With the EC set to outline its proposals for a European banking union in less than a month’s time, leaked documents detailing the initial discussions indicate differences of opinion remain as wide as ever.
A key area of contention seems to be delegation of banking oversight tasks. From Bloomberg (our emphasis):
The ECB should have a core set of central powers to oversee all banks in the 17-nation currency bloc while delegating some tasks to individual countries, under one option favored by the U.K. and European Union economic policy officials. The ECB supports a similar “light touch” approach that would leave day-to-day supervision for most banks in the hands of national authorities, the documents show.
Another approach, backed by officials working on EU financial rules, would require the ECB to take major oversight decisions for all banks, the papers show. Officials opposed to this approach say it could compromise the central bank’s reputation and perceived independence, according to the documents, which include EU-level and U.K.-based analysis of the policy debate.
“Light touch” versus “major oversight”? That’s quite a gulf and no sign of a bridge.
But at least there seems to be agreement that the ECB would “directly supervise” banks that have actually been bailed-out:
The ECB could become the day-to-day supervisor for euro- area banks considered systemically significant worldwide or within Europe, as well as for lenders that tap euro-zone rescue funds, according to the documents. The papers show that the central bank agrees that it should directly supervise institutions receiving EU bailouts and could delegate daily supervision of small banks to national regulators. The central bank would be able to override decisions taken by local authorities, according to the proposals.
And the UK wants to see other banks move to the new regime over the next three years (unless they need to be bailed out sooner) according to the docs.

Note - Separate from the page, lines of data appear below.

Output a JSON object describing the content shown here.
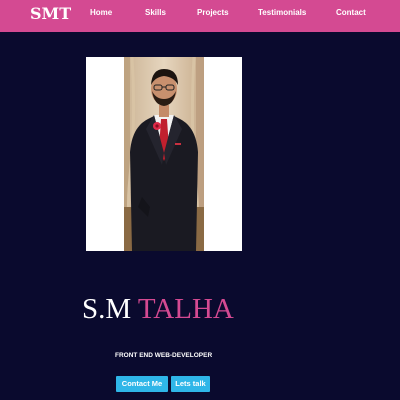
{
  "nav": {
    "logo": "SMT",
    "links": [
      "Home",
      "Skills",
      "Projects",
      "Testimonials",
      "Contact"
    ]
  },
  "hero": {
    "name_first": "S.M",
    "name_last": "TALHA",
    "role": "FRONT END WEB-DEVELOPER",
    "buttons": [
      "Contact Me",
      "Lets talk"
    ]
  },
  "colors": {
    "navbar": "#d44a92",
    "background": "#0a0a2e",
    "accent": "#d44a92",
    "button": "#2fb6e8"
  }
}
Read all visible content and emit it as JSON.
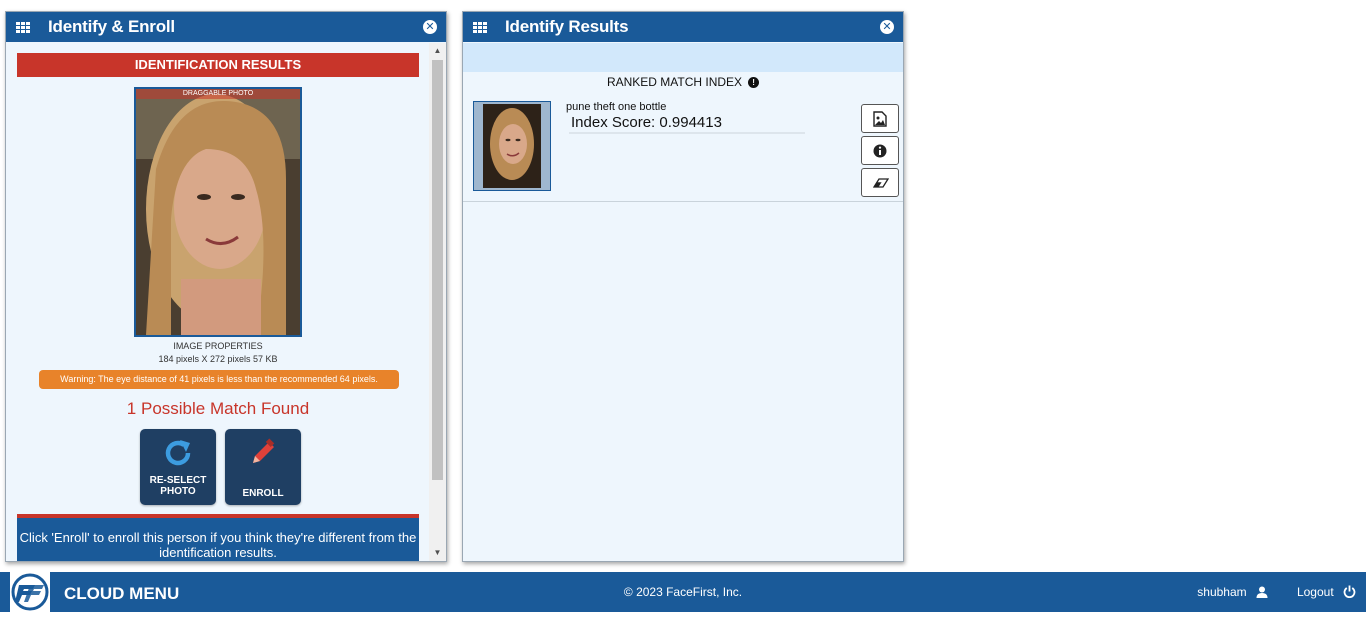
{
  "left_panel": {
    "title": "Identify & Enroll",
    "results_header": "IDENTIFICATION RESULTS",
    "photo_label": "DRAGGABLE PHOTO",
    "image_properties_title": "IMAGE PROPERTIES",
    "image_properties_value": "184 pixels X 272 pixels 57 KB",
    "warning": "Warning: The eye distance of 41 pixels is less than the recommended 64 pixels.",
    "match_found": "1 Possible Match Found",
    "reselect_label_1": "RE-SELECT",
    "reselect_label_2": "PHOTO",
    "enroll_label": "ENROLL",
    "enroll_note": "Click 'Enroll' to enroll this person if you think they're different from the identification results."
  },
  "right_panel": {
    "title": "Identify Results",
    "ranked_title": "RANKED MATCH INDEX",
    "match": {
      "name": "pune theft one bottle",
      "score": "Index Score: 0.994413"
    }
  },
  "footer": {
    "menu": "CLOUD MENU",
    "copyright": "© 2023 FaceFirst, Inc.",
    "user": "shubham",
    "logout": "Logout"
  },
  "colors": {
    "header_blue": "#1a5a99",
    "alert_red": "#c8352a",
    "warning_orange": "#e8832a",
    "button_dark": "#1f3f63"
  },
  "icons": [
    "grid-icon",
    "close-icon",
    "refresh-icon",
    "pencil-icon",
    "info-icon",
    "image-icon",
    "eraser-icon",
    "user-icon",
    "power-icon"
  ]
}
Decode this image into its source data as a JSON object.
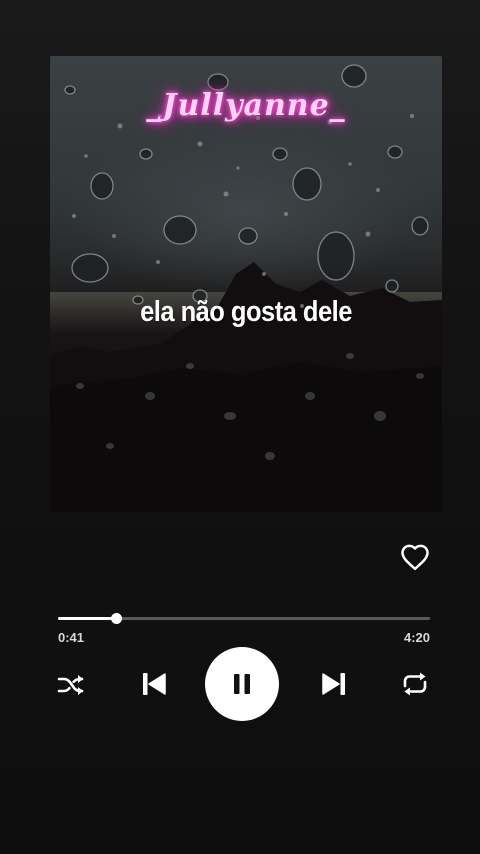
{
  "artwork": {
    "watermark": "_Jullyanne_",
    "lyric": "ela não gosta dele"
  },
  "player": {
    "elapsed": "0:41",
    "total": "4:20",
    "progress_fraction": 0.157,
    "liked": false
  },
  "icons": {
    "like": "heart-outline-icon",
    "shuffle": "shuffle-icon",
    "previous": "skip-previous-icon",
    "play_pause": "pause-icon",
    "next": "skip-next-icon",
    "repeat": "repeat-icon"
  },
  "colors": {
    "background": "#121212",
    "accent": "#ffffff",
    "track": "#5a5a5a",
    "watermark_glow": "#ff3ccf"
  }
}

Then there is the question of accountability. All policymakers are agreed that the ECB will have to be publicly accountable for its bank-supervision decisions. But the Commission also wants to give the European Parliament a say, whereas London prefers some kind of oversight role for national parliaments.
Checks and balances will need to go in multiple directions:
These calls for accountability must be balanced by measures to preserve the ECB’s independence as central bank and monetary- policy setter, according to the documents. As the banking-union plan takes shape, EU lawyers are examining how to make sure the ECB does not have an unfair advantage over other regulators because of its autonomy, the documents show. The central bank will need to remain insulated from political interference as it takes on its new powers.
There’s also a Dutch/British clash, regarding who these new rules should cover and how the costs of the bank bailouts are shared. Unsurprisingly, the UK wants just be the 17 euro nations to be affected. The Dutch disagree, and have also called on the new bank supervisor to “carry out stress tests and for investors to take losses before accessing capital from the euro rescue fund”.
Perhaps even more difficult is the question of how countries not part of the euro will fit in:
There’s also debate on whether non-euro nations will be able to participate in board meetings of the new single supervisor and related joint activities. If non-euro members are allowed as observers, the U.K. would like all EU nations to be included, while the European Commission favors granting access only to countries that have committed to join the common currency eventually, the documents say.
Coming less than a month before the Commission is expected to present its proposals on September 11, these documents are unlikely to soothe markets.
From a friendly trader, despairing at the lack of agreement:
In a taste of the obstacles ahead, a leaked report on the initial discussions shows significant differences of opinion. Does it cover Banks in the EU27 or EZ17? Is it a “light touch” ECB sharing powers and responsibilities with national Regulators, or an all powerful ECB? And then what is the oversight set-up for such an ECB? Does the ECB cover ALL EZ banks? or just the “systemically important”, or even just the “rescued” ones….?
It’s still unclear what level of detail the EC’s proposals might contain. Mario Draghi didn’t give away too much when he addressed the EU parliament last month:
“We should expect from the commission a strong proposal, a strong proposal that would put the ECB in a position to carry out its duty with effectiveness, rigor, independence and without risk to its reputation.”
But we should at least get some kind of feel for the scope of ECB involvement and how its relationship with the European Banking Authority might work. Still, Mariano Rajoy’s hopes for a banking union to be approved at the December EU summit are likely to prove over-optimistic.
With the Dutch elections and the German constitutional court decision on ESM both due on September 12, expect bumpy week markets.